YOUR ASSIGNMENT → Return the data. Every word must match.

RECORDS SHOWN →
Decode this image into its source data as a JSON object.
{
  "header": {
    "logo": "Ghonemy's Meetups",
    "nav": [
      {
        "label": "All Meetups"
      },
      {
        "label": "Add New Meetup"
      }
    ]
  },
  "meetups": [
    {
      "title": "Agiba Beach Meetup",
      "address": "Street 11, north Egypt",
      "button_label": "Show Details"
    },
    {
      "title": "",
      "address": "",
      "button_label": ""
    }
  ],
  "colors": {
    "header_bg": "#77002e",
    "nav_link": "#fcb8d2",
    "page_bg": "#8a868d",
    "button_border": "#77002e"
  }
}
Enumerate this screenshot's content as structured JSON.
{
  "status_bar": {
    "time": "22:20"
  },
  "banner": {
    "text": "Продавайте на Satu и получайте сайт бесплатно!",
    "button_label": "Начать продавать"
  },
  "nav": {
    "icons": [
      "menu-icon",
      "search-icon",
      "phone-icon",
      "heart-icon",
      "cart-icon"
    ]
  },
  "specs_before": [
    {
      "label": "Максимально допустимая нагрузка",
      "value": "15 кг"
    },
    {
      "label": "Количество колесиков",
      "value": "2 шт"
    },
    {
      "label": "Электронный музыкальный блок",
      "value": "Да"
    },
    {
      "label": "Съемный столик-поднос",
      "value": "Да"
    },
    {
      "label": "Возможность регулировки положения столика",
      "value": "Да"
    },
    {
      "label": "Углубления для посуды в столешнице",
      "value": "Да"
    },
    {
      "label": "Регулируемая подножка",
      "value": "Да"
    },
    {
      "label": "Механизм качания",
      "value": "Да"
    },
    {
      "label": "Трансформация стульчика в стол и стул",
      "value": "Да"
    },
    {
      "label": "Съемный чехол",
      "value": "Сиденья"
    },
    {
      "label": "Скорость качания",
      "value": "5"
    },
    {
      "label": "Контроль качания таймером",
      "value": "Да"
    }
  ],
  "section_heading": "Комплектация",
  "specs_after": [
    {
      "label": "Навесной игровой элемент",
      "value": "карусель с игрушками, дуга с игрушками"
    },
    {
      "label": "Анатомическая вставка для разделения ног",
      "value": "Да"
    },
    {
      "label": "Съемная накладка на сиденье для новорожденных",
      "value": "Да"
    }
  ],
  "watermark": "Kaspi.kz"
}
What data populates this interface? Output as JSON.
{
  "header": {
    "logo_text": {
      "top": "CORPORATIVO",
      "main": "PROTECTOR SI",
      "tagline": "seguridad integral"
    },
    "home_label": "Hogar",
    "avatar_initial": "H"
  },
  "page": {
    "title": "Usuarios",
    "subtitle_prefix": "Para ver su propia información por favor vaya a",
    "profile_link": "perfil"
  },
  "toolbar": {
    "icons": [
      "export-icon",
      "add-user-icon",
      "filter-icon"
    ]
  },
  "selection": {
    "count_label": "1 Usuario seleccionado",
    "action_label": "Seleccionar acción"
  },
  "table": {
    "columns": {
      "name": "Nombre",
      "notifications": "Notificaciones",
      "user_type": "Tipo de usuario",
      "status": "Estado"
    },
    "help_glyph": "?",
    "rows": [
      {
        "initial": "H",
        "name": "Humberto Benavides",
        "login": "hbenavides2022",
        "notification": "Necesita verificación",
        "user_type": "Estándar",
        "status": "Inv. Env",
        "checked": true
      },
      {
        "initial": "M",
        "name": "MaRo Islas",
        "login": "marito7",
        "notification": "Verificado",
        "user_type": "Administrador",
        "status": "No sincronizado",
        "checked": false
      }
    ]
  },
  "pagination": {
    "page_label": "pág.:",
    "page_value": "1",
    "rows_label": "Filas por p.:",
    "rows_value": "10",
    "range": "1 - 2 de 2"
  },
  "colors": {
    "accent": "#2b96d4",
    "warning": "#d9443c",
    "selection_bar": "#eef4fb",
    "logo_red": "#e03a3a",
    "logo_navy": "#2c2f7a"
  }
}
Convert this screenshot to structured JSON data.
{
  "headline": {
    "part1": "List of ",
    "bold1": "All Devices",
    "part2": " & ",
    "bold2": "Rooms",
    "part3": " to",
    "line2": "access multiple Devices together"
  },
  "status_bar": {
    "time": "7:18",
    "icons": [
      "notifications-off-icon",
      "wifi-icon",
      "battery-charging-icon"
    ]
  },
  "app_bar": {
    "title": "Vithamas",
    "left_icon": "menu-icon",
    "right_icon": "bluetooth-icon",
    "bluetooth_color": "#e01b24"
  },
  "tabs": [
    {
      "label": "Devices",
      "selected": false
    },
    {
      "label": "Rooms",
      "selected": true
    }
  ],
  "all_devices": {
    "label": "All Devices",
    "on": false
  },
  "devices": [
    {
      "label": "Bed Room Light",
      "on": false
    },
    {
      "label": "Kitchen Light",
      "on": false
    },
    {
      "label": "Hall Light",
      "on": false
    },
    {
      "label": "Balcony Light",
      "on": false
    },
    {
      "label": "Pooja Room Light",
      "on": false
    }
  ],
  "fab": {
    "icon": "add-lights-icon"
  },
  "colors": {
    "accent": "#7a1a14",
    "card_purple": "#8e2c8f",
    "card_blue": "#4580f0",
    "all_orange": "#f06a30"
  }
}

SOLUTION FOR THIS TASK →
Decode this image into its source data as a JSON object.
{
  "header": {
    "logo": "Ghonemy's Meetups",
    "nav": [
      {
        "label": "All Meetups"
      },
      {
        "label": "Add New Meetup"
      }
    ]
  },
  "meetups": [
    {
      "title": "Agiba Beach Meetup",
      "address": "Street 11, north Egypt",
      "button_label": "Show Details"
    },
    {
      "title": "",
      "address": "",
      "button_label": ""
    }
  ],
  "colors": {
    "header_bg": "#77002e",
    "nav_link": "#fcb8d2",
    "page_bg": "#8a868d",
    "button_border": "#77002e"
  }
}
Enumerate this screenshot's content as structured JSON.
{
  "status_bar": {
    "time": "22:20"
  },
  "banner": {
    "text": "Продавайте на Satu и получайте сайт бесплатно!",
    "button_label": "Начать продавать"
  },
  "nav": {
    "icons": [
      "menu-icon",
      "search-icon",
      "phone-icon",
      "heart-icon",
      "cart-icon"
    ]
  },
  "specs_before": [
    {
      "label": "Максимально допустимая нагрузка",
      "value": "15 кг"
    },
    {
      "label": "Количество колесиков",
      "value": "2 шт"
    },
    {
      "label": "Электронный музыкальный блок",
      "value": "Да"
    },
    {
      "label": "Съемный столик-поднос",
      "value": "Да"
    },
    {
      "label": "Возможность регулировки положения столика",
      "value": "Да"
    },
    {
      "label": "Углубления для посуды в столешнице",
      "value": "Да"
    },
    {
      "label": "Регулируемая подножка",
      "value": "Да"
    },
    {
      "label": "Механизм качания",
      "value": "Да"
    },
    {
      "label": "Трансформация стульчика в стол и стул",
      "value": "Да"
    },
    {
      "label": "Съемный чехол",
      "value": "Сиденья"
    },
    {
      "label": "Скорость качания",
      "value": "5"
    },
    {
      "label": "Контроль качания таймером",
      "value": "Да"
    }
  ],
  "section_heading": "Комплектация",
  "specs_after": [
    {
      "label": "Навесной игровой элемент",
      "value": "карусель с игрушками, дуга с игрушками"
    },
    {
      "label": "Анатомическая вставка для разделения ног",
      "value": "Да"
    },
    {
      "label": "Съемная накладка на сиденье для новорожденных",
      "value": "Да"
    }
  ],
  "watermark": "Kaspi.kz"
}
What data populates this interface? Output as JSON.
{
  "header": {
    "logo_text": {
      "top": "CORPORATIVO",
      "main": "PROTECTOR SI",
      "tagline": "seguridad integral"
    },
    "home_label": "Hogar",
    "avatar_initial": "H"
  },
  "page": {
    "title": "Usuarios",
    "subtitle_prefix": "Para ver su propia información por favor vaya a",
    "profile_link": "perfil"
  },
  "toolbar": {
    "icons": [
      "export-icon",
      "add-user-icon",
      "filter-icon"
    ]
  },
  "selection": {
    "count_label": "1 Usuario seleccionado",
    "action_label": "Seleccionar acción"
  },
  "table": {
    "columns": {
      "name": "Nombre",
      "notifications": "Notificaciones",
      "user_type": "Tipo de usuario",
      "status": "Estado"
    },
    "help_glyph": "?",
    "rows": [
      {
        "initial": "H",
        "name": "Humberto Benavides",
        "login": "hbenavides2022",
        "notification": "Necesita verificación",
        "user_type": "Estándar",
        "status": "Inv. Env",
        "checked": true
      },
      {
        "initial": "M",
        "name": "MaRo Islas",
        "login": "marito7",
        "notification": "Verificado",
        "user_type": "Administrador",
        "status": "No sincronizado",
        "checked": false
      }
    ]
  },
  "pagination": {
    "page_label": "pág.:",
    "page_value": "1",
    "rows_label": "Filas por p.:",
    "rows_value": "10",
    "range": "1 - 2 de 2"
  },
  "colors": {
    "accent": "#2b96d4",
    "warning": "#d9443c",
    "selection_bar": "#eef4fb",
    "logo_red": "#e03a3a",
    "logo_navy": "#2c2f7a"
  }
}
Convert this screenshot to structured JSON data.
{
  "headline": {
    "part1": "List of ",
    "bold1": "All Devices",
    "part2": " & ",
    "bold2": "Rooms",
    "part3": " to",
    "line2": "access multiple Devices together"
  },
  "status_bar": {
    "time": "7:18",
    "icons": [
      "notifications-off-icon",
      "wifi-icon",
      "battery-charging-icon"
    ]
  },
  "app_bar": {
    "title": "Vithamas",
    "left_icon": "menu-icon",
    "right_icon": "bluetooth-icon",
    "bluetooth_color": "#e01b24"
  },
  "tabs": [
    {
      "label": "Devices",
      "selected": false
    },
    {
      "label": "Rooms",
      "selected": true
    }
  ],
  "all_devices": {
    "label": "All Devices",
    "on": false
  },
  "devices": [
    {
      "label": "Bed Room Light",
      "on": false
    },
    {
      "label": "Kitchen Light",
      "on": false
    },
    {
      "label": "Hall Light",
      "on": false
    },
    {
      "label": "Balcony Light",
      "on": false
    },
    {
      "label": "Pooja Room Light",
      "on": false
    }
  ],
  "fab": {
    "icon": "add-lights-icon"
  },
  "colors": {
    "accent": "#7a1a14",
    "card_purple": "#8e2c8f",
    "card_blue": "#4580f0",
    "all_orange": "#f06a30"
  }
}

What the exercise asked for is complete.